*** Block opens ***
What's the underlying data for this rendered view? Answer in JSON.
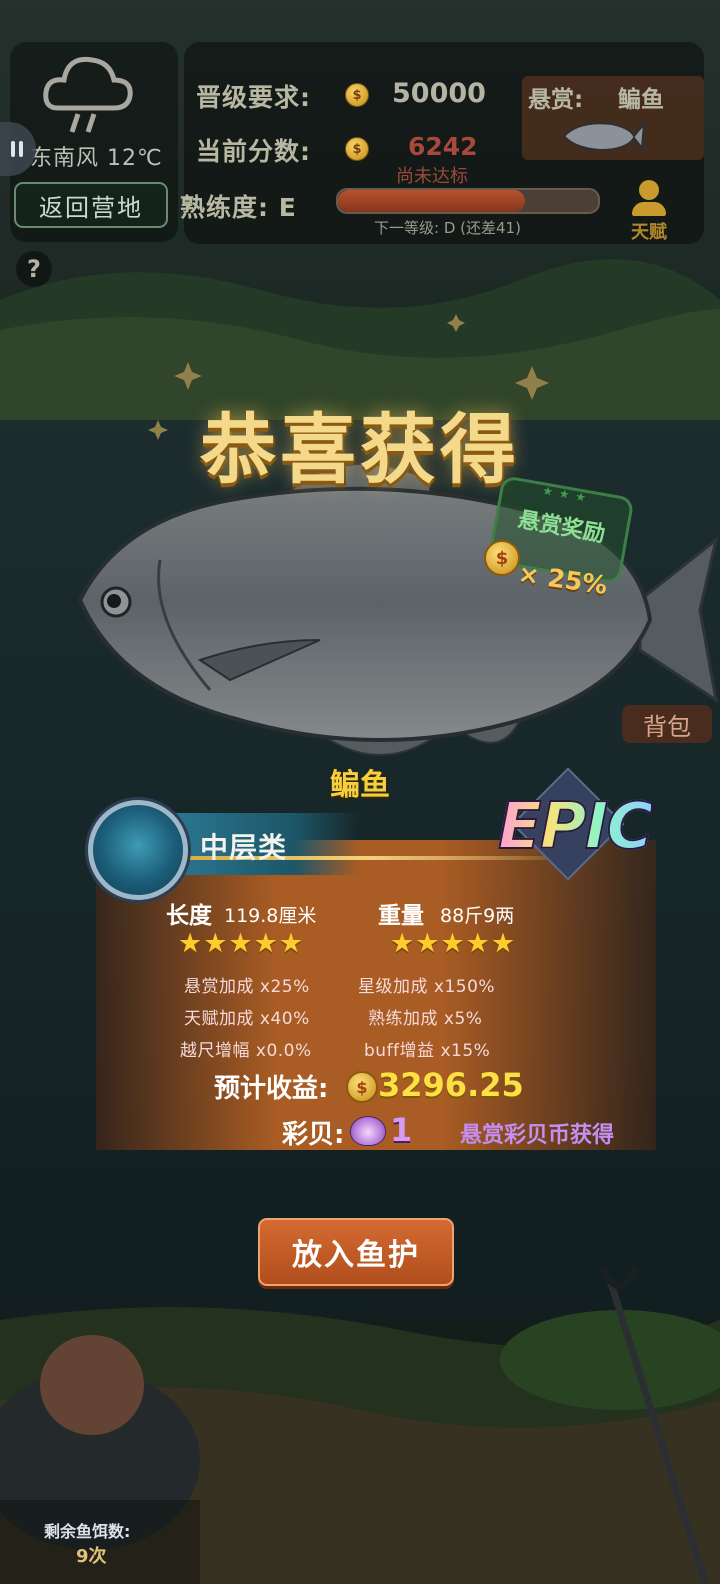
{
  "weather": {
    "wind": "东南风 12℃",
    "back_label": "返回营地",
    "help_label": "?"
  },
  "info": {
    "promotion_label": "晋级要求:",
    "promotion_value": "50000",
    "current_label": "当前分数:",
    "current_value": "6242",
    "current_status": "尚未达标",
    "bounty_label": "悬赏:",
    "bounty_fish": "鳊鱼",
    "proficiency_label": "熟练度: E",
    "proficiency_progress": 0.72,
    "next_level": "下一等级: D (还差41)",
    "talent_label": "天赋",
    "coin_glyph": "$"
  },
  "catch": {
    "congrats": "恭喜获得",
    "stamp_text": "悬赏奖励",
    "stamp_bonus": "× 25%",
    "fish_name": "鳊鱼",
    "bag_label": "背包"
  },
  "result": {
    "category": "中层类",
    "rarity": "EPIC",
    "length_label": "长度",
    "length_value": "119.8厘米",
    "weight_label": "重量",
    "weight_value": "88斤9两",
    "length_stars": "★★★★★",
    "weight_stars": "★★★★★",
    "bonuses": [
      "悬赏加成 x25%",
      "星级加成 x150%",
      "天赋加成 x40%",
      "熟练加成 x5%",
      "越尺增幅 x0.0%",
      "buff增益 x15%"
    ],
    "income_label": "预计收益:",
    "income_value": "3296.25",
    "shell_label": "彩贝:",
    "shell_value": "1",
    "shell_note": "悬赏彩贝币获得"
  },
  "actions": {
    "put_label": "放入鱼护"
  },
  "bait": {
    "label": "剩余鱼饵数:",
    "count": "9次"
  },
  "colors": {
    "accent_gold": "#fde045",
    "button_orange": "#c45a24",
    "shell_purple": "#d79af2"
  }
}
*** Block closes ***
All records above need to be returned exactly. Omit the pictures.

- _Output for this task_:
What's the underlying data for this rendered view? Answer in JSON.
{
  "weather": {
    "wind": "东南风 12℃",
    "back_label": "返回营地",
    "help_label": "?"
  },
  "info": {
    "promotion_label": "晋级要求:",
    "promotion_value": "50000",
    "current_label": "当前分数:",
    "current_value": "6242",
    "current_status": "尚未达标",
    "bounty_label": "悬赏:",
    "bounty_fish": "鳊鱼",
    "proficiency_label": "熟练度: E",
    "proficiency_progress": 0.72,
    "next_level": "下一等级: D (还差41)",
    "talent_label": "天赋",
    "coin_glyph": "$"
  },
  "catch": {
    "congrats": "恭喜获得",
    "stamp_text": "悬赏奖励",
    "stamp_bonus": "× 25%",
    "fish_name": "鳊鱼",
    "bag_label": "背包"
  },
  "result": {
    "category": "中层类",
    "rarity": "EPIC",
    "length_label": "长度",
    "length_value": "119.8厘米",
    "weight_label": "重量",
    "weight_value": "88斤9两",
    "length_stars": "★★★★★",
    "weight_stars": "★★★★★",
    "bonuses": [
      "悬赏加成 x25%",
      "星级加成 x150%",
      "天赋加成 x40%",
      "熟练加成 x5%",
      "越尺增幅 x0.0%",
      "buff增益 x15%"
    ],
    "income_label": "预计收益:",
    "income_value": "3296.25",
    "shell_label": "彩贝:",
    "shell_value": "1",
    "shell_note": "悬赏彩贝币获得"
  },
  "actions": {
    "put_label": "放入鱼护"
  },
  "bait": {
    "label": "剩余鱼饵数:",
    "count": "9次"
  },
  "colors": {
    "accent_gold": "#fde045",
    "button_orange": "#c45a24",
    "shell_purple": "#d79af2"
  }
}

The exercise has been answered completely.